    33. Specialist Treatment Strategies • Engage the patient Motivational Interviewing • Psychological treatments • Drug treatments • Hospital admission

    34. Psychological TreatmentsAnorexia Nervosa • Individual Psychotherapy OP. • continuity of care with single therapist who can co-ordinate other aspects of treatment. • long term follow up. • Family therapy / counselling • Group therapy - usually an adjunct • psychoeducational /nutritional/cooking • psychodynamic / CBT

    35. Psychological TreatmentsBulimia Nervosa • More effective than drug treatment • Cognitive Behavioural Therapy (CBT) • 10 to 18 sessions of one hour (Video?) • response rates of 60-80% • Other techniques eg Interpersonal therapy (IPT) but less available • Individual/Group treatments • Self help/Guided self help/Internet/CD/
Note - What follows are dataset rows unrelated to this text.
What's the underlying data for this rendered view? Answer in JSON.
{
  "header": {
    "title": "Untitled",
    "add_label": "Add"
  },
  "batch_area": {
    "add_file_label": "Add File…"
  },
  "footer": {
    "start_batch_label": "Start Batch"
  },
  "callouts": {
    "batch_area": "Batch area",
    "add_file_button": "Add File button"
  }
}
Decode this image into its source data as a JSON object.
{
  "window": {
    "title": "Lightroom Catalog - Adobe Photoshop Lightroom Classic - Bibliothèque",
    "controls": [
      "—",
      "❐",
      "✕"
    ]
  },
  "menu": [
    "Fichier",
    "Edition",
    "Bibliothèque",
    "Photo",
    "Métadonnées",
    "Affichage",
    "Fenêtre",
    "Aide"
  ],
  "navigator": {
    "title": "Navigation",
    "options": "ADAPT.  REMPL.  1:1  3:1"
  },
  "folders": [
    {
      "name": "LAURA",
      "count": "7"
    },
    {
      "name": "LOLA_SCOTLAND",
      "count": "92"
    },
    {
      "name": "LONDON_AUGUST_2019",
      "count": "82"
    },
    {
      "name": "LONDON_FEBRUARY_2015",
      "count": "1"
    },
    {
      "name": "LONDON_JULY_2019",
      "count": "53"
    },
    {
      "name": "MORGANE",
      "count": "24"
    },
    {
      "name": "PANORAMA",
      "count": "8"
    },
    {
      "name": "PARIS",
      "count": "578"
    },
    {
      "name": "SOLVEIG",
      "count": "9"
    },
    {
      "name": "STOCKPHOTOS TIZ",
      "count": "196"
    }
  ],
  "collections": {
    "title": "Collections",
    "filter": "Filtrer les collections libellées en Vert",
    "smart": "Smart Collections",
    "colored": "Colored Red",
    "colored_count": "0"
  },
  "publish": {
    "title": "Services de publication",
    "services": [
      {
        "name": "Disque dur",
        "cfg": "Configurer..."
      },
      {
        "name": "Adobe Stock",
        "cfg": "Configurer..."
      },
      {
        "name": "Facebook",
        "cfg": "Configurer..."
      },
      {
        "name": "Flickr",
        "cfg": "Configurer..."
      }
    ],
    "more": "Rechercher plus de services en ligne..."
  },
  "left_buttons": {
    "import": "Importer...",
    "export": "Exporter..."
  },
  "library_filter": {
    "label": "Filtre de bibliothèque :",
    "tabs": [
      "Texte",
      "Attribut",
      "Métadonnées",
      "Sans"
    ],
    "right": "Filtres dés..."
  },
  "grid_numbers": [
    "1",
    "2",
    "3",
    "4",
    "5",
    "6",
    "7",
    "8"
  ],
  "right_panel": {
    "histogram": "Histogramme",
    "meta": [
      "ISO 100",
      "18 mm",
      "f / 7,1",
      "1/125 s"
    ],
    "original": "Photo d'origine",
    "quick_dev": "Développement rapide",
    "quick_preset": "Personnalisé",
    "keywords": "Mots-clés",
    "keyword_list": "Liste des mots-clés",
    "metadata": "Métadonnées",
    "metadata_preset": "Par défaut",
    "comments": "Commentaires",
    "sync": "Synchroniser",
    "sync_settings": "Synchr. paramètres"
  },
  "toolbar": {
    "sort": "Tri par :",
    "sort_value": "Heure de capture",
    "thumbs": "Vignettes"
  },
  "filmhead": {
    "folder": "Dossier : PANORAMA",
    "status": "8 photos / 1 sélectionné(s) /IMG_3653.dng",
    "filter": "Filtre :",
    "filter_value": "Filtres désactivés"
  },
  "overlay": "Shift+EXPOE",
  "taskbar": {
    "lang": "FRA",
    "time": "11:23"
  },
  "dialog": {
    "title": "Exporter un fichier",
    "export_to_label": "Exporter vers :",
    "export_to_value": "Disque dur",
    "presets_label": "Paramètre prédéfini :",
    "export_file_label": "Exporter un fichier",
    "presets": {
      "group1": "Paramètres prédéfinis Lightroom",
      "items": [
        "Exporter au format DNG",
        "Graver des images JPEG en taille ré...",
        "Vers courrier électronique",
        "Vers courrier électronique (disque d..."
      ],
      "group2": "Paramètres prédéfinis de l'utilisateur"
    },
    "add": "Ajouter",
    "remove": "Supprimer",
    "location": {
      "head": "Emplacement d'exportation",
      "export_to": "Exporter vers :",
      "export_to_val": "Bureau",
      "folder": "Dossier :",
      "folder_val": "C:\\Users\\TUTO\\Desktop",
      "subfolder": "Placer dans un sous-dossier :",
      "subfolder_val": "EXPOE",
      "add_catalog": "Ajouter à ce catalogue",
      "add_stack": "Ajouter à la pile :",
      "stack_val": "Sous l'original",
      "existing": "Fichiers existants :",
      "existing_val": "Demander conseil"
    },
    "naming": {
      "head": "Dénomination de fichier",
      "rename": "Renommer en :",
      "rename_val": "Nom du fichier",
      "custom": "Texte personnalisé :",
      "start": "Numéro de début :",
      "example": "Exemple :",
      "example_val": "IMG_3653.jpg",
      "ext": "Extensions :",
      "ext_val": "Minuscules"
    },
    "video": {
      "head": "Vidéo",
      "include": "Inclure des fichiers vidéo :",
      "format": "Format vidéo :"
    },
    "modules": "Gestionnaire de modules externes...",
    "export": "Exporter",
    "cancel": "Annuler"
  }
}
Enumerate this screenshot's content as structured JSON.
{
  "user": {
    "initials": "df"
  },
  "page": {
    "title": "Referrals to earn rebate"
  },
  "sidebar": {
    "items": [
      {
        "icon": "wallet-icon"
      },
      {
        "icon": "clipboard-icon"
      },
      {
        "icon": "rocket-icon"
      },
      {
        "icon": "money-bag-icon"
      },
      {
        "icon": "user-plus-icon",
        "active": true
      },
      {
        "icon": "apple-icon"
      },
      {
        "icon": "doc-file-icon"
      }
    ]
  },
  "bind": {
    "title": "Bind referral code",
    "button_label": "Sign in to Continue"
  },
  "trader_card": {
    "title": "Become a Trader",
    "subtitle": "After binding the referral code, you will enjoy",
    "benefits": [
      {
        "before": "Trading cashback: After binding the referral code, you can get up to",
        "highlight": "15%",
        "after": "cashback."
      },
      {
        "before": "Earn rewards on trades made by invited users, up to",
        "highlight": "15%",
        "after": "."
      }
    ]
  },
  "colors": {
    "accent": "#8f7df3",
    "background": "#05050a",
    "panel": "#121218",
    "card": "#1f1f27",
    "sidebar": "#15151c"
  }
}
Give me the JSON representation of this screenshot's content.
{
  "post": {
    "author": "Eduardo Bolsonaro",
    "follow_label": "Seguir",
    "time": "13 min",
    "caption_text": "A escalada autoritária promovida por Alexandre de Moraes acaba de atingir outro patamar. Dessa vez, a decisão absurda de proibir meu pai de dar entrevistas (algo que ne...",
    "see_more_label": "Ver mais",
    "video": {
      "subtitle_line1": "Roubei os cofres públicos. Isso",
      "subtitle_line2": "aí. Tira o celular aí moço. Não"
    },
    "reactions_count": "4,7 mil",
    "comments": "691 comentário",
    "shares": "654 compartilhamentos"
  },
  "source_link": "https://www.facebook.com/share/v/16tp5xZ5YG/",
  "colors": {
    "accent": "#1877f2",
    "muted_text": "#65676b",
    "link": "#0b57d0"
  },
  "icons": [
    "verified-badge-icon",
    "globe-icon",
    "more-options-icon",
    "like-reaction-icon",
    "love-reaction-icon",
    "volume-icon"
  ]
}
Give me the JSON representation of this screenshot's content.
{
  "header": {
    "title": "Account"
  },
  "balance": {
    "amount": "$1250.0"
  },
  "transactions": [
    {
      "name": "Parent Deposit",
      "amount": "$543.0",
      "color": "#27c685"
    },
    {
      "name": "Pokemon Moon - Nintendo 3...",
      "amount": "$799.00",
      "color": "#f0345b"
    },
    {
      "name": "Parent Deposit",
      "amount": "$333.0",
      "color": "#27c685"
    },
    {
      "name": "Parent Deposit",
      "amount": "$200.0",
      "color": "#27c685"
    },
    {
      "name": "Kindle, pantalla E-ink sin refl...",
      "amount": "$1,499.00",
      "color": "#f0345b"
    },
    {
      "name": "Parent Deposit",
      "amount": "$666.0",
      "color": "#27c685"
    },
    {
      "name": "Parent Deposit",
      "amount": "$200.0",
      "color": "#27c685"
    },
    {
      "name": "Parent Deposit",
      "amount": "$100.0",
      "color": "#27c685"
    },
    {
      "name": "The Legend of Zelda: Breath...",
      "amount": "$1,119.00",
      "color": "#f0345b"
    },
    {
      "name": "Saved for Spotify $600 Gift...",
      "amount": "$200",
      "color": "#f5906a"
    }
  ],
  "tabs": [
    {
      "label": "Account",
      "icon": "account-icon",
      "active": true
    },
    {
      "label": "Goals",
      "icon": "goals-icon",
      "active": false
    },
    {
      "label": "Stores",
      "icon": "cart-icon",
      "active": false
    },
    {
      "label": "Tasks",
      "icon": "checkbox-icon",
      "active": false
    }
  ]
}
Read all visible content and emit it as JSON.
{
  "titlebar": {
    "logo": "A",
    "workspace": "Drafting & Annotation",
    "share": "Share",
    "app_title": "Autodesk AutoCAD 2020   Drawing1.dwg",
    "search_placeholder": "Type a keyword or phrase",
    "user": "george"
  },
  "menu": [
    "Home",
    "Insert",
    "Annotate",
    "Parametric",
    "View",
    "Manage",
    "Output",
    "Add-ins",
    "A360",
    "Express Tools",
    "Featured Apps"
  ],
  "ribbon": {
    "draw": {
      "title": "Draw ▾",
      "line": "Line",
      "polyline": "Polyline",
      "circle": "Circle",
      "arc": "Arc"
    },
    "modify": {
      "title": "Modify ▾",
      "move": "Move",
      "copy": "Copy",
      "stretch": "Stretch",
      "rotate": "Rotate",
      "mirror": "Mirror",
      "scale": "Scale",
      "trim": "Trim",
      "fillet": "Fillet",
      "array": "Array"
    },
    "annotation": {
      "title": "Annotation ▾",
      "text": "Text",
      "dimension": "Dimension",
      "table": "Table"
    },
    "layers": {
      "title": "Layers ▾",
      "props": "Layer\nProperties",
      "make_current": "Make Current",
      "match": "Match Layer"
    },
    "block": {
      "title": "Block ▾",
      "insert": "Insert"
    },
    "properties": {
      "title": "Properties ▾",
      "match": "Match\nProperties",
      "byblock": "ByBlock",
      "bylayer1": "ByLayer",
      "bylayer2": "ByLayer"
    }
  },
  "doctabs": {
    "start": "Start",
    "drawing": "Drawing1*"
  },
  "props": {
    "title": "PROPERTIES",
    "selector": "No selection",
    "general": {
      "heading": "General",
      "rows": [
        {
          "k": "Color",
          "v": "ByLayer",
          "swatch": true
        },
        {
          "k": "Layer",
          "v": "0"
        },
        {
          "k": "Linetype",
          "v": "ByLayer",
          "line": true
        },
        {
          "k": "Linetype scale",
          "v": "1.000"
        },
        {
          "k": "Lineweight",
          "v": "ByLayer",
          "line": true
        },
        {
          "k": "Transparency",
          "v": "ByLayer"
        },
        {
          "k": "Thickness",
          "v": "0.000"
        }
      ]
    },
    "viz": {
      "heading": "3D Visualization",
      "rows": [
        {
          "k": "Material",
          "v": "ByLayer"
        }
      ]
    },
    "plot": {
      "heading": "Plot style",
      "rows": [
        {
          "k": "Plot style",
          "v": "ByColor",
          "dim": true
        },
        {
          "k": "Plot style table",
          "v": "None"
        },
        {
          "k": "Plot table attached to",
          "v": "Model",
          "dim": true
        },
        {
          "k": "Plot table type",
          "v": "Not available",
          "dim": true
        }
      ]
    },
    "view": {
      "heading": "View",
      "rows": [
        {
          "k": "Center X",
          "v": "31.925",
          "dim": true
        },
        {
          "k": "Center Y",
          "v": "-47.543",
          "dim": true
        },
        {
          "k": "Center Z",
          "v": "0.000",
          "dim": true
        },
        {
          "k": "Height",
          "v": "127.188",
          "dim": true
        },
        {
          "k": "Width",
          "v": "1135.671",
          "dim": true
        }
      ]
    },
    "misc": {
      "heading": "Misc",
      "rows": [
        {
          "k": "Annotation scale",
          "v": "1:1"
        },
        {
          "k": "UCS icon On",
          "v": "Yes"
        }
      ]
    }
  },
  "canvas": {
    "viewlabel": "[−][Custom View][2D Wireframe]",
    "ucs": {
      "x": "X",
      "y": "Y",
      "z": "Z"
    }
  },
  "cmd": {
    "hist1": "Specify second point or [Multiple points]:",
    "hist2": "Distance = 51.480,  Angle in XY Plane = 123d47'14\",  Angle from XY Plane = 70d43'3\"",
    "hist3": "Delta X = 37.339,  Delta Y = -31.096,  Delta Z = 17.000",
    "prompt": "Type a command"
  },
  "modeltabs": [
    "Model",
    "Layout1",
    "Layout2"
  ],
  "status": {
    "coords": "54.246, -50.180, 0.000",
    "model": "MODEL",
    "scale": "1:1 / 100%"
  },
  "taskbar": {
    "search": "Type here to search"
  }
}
    36. Drug treatmentAnorexia Nervosa • No drugs affect the course of illness. • Some drugs may help particular symptoms: • Depression - antidepressants • obsessionality – anti–obsessional drugs i.e. clomipramine in low dose / Selective Serotonoin Reuptake Inhibitors (SSRIs) • dietary supplements eg. calcium / oestrogen • ? Antipsychotics e.g. Olanzapine

    37. Drug treatmentBulimia Nervosa • SSRI’s • direct but modest anti-bulimic effect • Fluoxetine best tested • Paroxetine and Fluvoxamine don’t work • Need high doses 60mg Fluoxetine • Other drugs as per A.N. • Potassium supplements if low potassium

    38. Hospital Admission • What are the aims? • to save life • to treat the disorder • to relieve anxiety (doctors / patient / relatives • Medical of Psychiatric • Voluntary or compulsory

    39. Mother of 2 20lbs heavier than 1966